Each credit bureau determines your credit score differently. For example, your credit score from credit reporting bureau Experian will be a number between 0 and 1,000. The higher your score, the better your credit history is. From weak to excellent, you can compare the breakdown of credit scores used by credit reporting bureaus Experian and Equifax below:
|Credit band||Experian score|
|Credit position||Equifax score||Percentile|
You can get a free copy of your credit report and credit score through Finder. You'll also receive notifications whenever something changes in your report, so you can always stay on top of your finances.
How to improve your credit score in 5 steps
If your credit score is low, these are the steps you can follow to improve it and get your credit history back in shape:
- Get your credit score and credit report. You can order both your credit score and your report for free through Finder. When you receive your score, check which credit band you fall into (excellent, fair, weak and so on) and review your credit report to get a more in-depth understanding of your financial position. Once you do this, you can make a game plan to get your finances back in order.
- Check your report for high-risk listings. If your score is low, review your report and look out for negative listings. This could include multiple credit enquiries in a short space of time, credit cards with high limits, multiple loan accounts and black marks such as defaults, serious credit infringements and bankruptcies. These can last on your credit report for 5 to 7 years depending on the listing and can only be removed if they're incorrect. You can see our guide to removing invalid black marks and defaults from your credit report for more information.
- Contact your creditor or credit repair agency. If you do have incorrect negative listings on your account and want assistance removing them, you can contact the creditor you received your report through to see if there are any steps you can take to remove them. If you'd like professional help, you can also contact a credit repair company. You'll have to pay a fee and they can only remove illegitimate listings from your account, so keep this in mind when weighing up the cost against the benefit.
- Identify listings that you can improve. If all of the listings on your credit report are valid, there are still steps you can take to improve your finances. For instance, if you have a high credit limit that you aren't using, you can contact your bank to lower it. If you have multiple personal loans or credit card debt, you can consolidate them under one product with a promotional 0% interest rate and pay it off with no interest. You should also make sure you're paying all of your bills on time and create a budget to repay any existing debts.
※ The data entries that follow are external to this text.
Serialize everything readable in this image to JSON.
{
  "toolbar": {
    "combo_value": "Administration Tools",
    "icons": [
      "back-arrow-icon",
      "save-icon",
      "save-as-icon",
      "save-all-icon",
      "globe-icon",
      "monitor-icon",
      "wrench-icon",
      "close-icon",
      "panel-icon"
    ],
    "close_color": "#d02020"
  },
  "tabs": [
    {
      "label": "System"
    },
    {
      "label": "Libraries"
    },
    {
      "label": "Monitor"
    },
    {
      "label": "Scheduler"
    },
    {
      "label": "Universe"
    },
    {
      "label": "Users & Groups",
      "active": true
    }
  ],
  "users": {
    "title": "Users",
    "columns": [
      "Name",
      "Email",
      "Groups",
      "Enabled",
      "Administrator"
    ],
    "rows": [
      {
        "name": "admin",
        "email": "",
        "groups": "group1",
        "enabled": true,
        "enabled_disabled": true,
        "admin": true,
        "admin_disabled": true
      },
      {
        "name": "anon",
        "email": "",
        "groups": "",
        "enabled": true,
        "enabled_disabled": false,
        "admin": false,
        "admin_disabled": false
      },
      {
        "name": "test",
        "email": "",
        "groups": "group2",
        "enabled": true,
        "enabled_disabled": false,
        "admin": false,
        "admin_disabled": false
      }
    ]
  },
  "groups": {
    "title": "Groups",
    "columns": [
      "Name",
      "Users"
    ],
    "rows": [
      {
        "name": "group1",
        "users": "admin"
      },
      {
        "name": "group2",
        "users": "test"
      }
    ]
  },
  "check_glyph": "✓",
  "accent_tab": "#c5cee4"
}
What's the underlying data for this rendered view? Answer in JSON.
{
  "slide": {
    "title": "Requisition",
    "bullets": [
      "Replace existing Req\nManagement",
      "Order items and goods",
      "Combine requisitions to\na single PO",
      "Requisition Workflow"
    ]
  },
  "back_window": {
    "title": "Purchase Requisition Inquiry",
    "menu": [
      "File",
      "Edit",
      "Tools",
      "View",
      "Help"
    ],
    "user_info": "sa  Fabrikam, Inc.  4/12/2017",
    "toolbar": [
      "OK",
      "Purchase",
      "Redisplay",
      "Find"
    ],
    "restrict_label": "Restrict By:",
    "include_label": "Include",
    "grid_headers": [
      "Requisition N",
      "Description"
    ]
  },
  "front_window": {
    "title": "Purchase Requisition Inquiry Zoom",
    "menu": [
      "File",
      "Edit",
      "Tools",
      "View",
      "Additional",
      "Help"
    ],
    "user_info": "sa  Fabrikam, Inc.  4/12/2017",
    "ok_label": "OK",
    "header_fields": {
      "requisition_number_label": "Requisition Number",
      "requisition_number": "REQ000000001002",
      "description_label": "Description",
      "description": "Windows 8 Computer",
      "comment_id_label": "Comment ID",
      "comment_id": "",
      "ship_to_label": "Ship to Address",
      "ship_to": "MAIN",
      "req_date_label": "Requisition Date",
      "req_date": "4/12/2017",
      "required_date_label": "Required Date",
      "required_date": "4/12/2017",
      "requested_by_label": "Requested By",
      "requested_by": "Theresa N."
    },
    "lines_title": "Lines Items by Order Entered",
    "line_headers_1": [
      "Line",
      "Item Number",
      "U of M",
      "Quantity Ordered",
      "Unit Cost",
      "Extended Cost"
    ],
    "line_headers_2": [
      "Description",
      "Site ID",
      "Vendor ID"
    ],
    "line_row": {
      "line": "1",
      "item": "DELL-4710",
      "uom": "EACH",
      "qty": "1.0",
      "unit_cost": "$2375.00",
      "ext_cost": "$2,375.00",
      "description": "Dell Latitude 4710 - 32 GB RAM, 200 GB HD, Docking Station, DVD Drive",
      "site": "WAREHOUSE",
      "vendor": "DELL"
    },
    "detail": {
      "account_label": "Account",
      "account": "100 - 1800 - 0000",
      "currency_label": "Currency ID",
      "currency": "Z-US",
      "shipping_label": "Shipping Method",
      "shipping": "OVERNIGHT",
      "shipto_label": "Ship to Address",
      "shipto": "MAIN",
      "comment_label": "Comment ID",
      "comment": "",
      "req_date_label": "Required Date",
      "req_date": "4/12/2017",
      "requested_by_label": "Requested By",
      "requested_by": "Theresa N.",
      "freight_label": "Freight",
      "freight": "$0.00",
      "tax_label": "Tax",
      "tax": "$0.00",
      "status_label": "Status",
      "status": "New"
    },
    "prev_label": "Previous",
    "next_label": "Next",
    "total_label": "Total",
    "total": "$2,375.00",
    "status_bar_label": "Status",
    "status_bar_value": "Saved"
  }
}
- Keep an eye on your score and your credit. As you work to improve your finances, keep an eye on your credit score. If you order your free credit score through Finder, you'll receive notifications any time something changes in your credit report so that you're always on top of your finances.
How is my score calculated?
Your credit score is determined by the information that's included in your credit report. If you're determined to improve your credit history, keep in mind that the following information impacts your score:
- Your personal information. Your age, how long you've been employed and the time you've been at your current address is used to calculate your risk.
- Age of your credit report. The length of time your credit report has been active also impacts your credit score.
- Type of credit providers. The types of credit and providers you've applied for and held accounts with will also impact your score. For instance, if you've held an account with a bank it will carry a different level of risk than a store finance provider.
- What credit you've held and the credit limit. Your score will largely be determined by the risk associated with the type of credit requested in your loan application. The credit limit or loan amount you request will also determine your credit risk index and affect your final score.
- The number of credit enquiries listed on your file. Any time you make an application for a loan, credit card or utility account, it will be added to your credit file. Frequent applications for credit raise your risk index and lower your credit score.
- The pattern of your credit enquiries and shopping over time. Many credit enquiries within a short period of time may be a red flag to lenders. Defaults and other serious infringements in your credit history also affect your score negatively.
- Default information. If you have overdue debts, serious credit infringements or clearouts it will negatively impact your credit score.
- Court writs and judgements. Any listing indicating a court writ or default judgement will decrease your credit score as it's an indicator of increased risk.
Checking your credit score and report are the first steps to getting your finances back on track. If you do have a low score, there are some simple steps that you can follow to improve it. It's important to do this and build up your credit before you apply for any new loans or credit products, otherwise any rejected applications will further hurt your score.